TASK —
The answer should contain all of the data, retyped without any alteration.

DATASET RECORDS —
◆ ◆ ◆ ◆ ◆
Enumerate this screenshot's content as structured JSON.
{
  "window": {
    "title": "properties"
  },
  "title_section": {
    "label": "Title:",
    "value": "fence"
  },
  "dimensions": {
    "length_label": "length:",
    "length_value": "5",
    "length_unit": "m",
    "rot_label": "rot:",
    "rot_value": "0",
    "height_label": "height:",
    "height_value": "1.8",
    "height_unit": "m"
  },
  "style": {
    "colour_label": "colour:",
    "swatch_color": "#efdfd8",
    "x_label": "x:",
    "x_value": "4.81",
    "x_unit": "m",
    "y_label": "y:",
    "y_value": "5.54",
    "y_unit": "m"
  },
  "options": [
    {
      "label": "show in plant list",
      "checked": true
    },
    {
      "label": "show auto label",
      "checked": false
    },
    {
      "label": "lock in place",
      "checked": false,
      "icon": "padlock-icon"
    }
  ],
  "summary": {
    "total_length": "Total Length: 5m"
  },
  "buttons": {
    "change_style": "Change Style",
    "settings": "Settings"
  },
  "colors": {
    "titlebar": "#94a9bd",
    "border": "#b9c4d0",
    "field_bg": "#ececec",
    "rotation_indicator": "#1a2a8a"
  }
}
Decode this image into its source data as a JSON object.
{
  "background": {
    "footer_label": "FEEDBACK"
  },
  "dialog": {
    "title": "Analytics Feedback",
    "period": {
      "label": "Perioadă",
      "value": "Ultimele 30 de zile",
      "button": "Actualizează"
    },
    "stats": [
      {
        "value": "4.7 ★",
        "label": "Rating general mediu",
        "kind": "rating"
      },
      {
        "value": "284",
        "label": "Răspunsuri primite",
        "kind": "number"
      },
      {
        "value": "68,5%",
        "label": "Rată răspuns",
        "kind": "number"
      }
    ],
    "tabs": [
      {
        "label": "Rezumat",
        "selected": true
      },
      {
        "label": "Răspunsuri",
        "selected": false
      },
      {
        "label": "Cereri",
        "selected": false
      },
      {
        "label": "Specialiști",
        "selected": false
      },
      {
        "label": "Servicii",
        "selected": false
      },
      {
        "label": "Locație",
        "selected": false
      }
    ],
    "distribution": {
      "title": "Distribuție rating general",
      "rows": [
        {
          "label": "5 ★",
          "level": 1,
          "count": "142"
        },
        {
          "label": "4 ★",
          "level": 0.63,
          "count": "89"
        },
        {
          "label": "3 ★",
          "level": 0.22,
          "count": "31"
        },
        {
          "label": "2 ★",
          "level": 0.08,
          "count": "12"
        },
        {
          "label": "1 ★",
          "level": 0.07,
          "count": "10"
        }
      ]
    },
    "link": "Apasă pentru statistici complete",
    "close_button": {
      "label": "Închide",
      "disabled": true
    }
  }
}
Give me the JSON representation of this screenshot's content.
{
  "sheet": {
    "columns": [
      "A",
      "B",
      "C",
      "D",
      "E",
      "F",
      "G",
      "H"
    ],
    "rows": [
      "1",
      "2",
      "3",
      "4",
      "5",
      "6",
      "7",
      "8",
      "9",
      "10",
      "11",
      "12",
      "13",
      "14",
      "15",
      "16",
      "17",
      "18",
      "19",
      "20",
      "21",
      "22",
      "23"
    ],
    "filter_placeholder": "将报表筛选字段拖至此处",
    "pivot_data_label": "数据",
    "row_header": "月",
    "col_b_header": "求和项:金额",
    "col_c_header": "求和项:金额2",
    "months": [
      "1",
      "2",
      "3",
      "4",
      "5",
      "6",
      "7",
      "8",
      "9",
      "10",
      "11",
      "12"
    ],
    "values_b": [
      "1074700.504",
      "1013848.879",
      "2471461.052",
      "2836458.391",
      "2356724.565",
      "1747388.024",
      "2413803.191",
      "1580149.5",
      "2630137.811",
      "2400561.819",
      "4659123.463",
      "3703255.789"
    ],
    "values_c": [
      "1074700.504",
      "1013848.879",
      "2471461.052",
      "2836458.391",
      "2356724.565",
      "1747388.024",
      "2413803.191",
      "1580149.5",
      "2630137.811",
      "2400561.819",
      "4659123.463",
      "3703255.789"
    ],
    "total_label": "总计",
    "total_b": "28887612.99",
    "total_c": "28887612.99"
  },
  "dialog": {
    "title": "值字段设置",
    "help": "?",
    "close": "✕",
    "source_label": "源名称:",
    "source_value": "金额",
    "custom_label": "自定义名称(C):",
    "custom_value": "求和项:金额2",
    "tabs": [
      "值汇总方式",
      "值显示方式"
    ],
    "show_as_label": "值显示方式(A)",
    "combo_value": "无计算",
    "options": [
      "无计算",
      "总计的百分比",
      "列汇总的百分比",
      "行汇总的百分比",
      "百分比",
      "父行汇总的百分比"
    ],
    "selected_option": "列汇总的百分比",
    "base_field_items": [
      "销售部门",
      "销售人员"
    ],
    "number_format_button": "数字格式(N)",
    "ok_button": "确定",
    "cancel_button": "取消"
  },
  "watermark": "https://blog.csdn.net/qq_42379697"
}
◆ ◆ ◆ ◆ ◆
TASK SOLUTION —
Enumerate this screenshot's content as structured JSON.
{
  "window": {
    "title": "properties"
  },
  "title_section": {
    "label": "Title:",
    "value": "fence"
  },
  "dimensions": {
    "length_label": "length:",
    "length_value": "5",
    "length_unit": "m",
    "rot_label": "rot:",
    "rot_value": "0",
    "height_label": "height:",
    "height_value": "1.8",
    "height_unit": "m"
  },
  "style": {
    "colour_label": "colour:",
    "swatch_color": "#efdfd8",
    "x_label": "x:",
    "x_value": "4.81",
    "x_unit": "m",
    "y_label": "y:",
    "y_value": "5.54",
    "y_unit": "m"
  },
  "options": [
    {
      "label": "show in plant list",
      "checked": true
    },
    {
      "label": "show auto label",
      "checked": false
    },
    {
      "label": "lock in place",
      "checked": false,
      "icon": "padlock-icon"
    }
  ],
  "summary": {
    "total_length": "Total Length: 5m"
  },
  "buttons": {
    "change_style": "Change Style",
    "settings": "Settings"
  },
  "colors": {
    "titlebar": "#94a9bd",
    "border": "#b9c4d0",
    "field_bg": "#ececec",
    "rotation_indicator": "#1a2a8a"
  }
}
Decode this image into its source data as a JSON object.
{
  "background": {
    "footer_label": "FEEDBACK"
  },
  "dialog": {
    "title": "Analytics Feedback",
    "period": {
      "label": "Perioadă",
      "value": "Ultimele 30 de zile",
      "button": "Actualizează"
    },
    "stats": [
      {
        "value": "4.7 ★",
        "label": "Rating general mediu",
        "kind": "rating"
      },
      {
        "value": "284",
        "label": "Răspunsuri primite",
        "kind": "number"
      },
      {
        "value": "68,5%",
        "label": "Rată răspuns",
        "kind": "number"
      }
    ],
    "tabs": [
      {
        "label": "Rezumat",
        "selected": true
      },
      {
        "label": "Răspunsuri",
        "selected": false
      },
      {
        "label": "Cereri",
        "selected": false
      },
      {
        "label": "Specialiști",
        "selected": false
      },
      {
        "label": "Servicii",
        "selected": false
      },
      {
        "label": "Locație",
        "selected": false
      }
    ],
    "distribution": {
      "title": "Distribuție rating general",
      "rows": [
        {
          "label": "5 ★",
          "level": 1,
          "count": "142"
        },
        {
          "label": "4 ★",
          "level": 0.63,
          "count": "89"
        },
        {
          "label": "3 ★",
          "level": 0.22,
          "count": "31"
        },
        {
          "label": "2 ★",
          "level": 0.08,
          "count": "12"
        },
        {
          "label": "1 ★",
          "level": 0.07,
          "count": "10"
        }
      ]
    },
    "link": "Apasă pentru statistici complete",
    "close_button": {
      "label": "Închide",
      "disabled": true
    }
  }
}
Give me the JSON representation of this screenshot's content.
{
  "sheet": {
    "columns": [
      "A",
      "B",
      "C",
      "D",
      "E",
      "F",
      "G",
      "H"
    ],
    "rows": [
      "1",
      "2",
      "3",
      "4",
      "5",
      "6",
      "7",
      "8",
      "9",
      "10",
      "11",
      "12",
      "13",
      "14",
      "15",
      "16",
      "17",
      "18",
      "19",
      "20",
      "21",
      "22",
      "23"
    ],
    "filter_placeholder": "将报表筛选字段拖至此处",
    "pivot_data_label": "数据",
    "row_header": "月",
    "col_b_header": "求和项:金额",
    "col_c_header": "求和项:金额2",
    "months": [
      "1",
      "2",
      "3",
      "4",
      "5",
      "6",
      "7",
      "8",
      "9",
      "10",
      "11",
      "12"
    ],
    "values_b": [
      "1074700.504",
      "1013848.879",
      "2471461.052",
      "2836458.391",
      "2356724.565",
      "1747388.024",
      "2413803.191",
      "1580149.5",
      "2630137.811",
      "2400561.819",
      "4659123.463",
      "3703255.789"
    ],
    "values_c": [
      "1074700.504",
      "1013848.879",
      "2471461.052",
      "2836458.391",
      "2356724.565",
      "1747388.024",
      "2413803.191",
      "1580149.5",
      "2630137.811",
      "2400561.819",
      "4659123.463",
      "3703255.789"
    ],
    "total_label": "总计",
    "total_b": "28887612.99",
    "total_c": "28887612.99"
  },
  "dialog": {
    "title": "值字段设置",
    "help": "?",
    "close": "✕",
    "source_label": "源名称:",
    "source_value": "金额",
    "custom_label": "自定义名称(C):",
    "custom_value": "求和项:金额2",
    "tabs": [
      "值汇总方式",
      "值显示方式"
    ],
    "show_as_label": "值显示方式(A)",
    "combo_value": "无计算",
    "options": [
      "无计算",
      "总计的百分比",
      "列汇总的百分比",
      "行汇总的百分比",
      "百分比",
      "父行汇总的百分比"
    ],
    "selected_option": "列汇总的百分比",
    "base_field_items": [
      "销售部门",
      "销售人员"
    ],
    "number_format_button": "数字格式(N)",
    "ok_button": "确定",
    "cancel_button": "取消"
  },
  "watermark": "https://blog.csdn.net/qq_42379697"
}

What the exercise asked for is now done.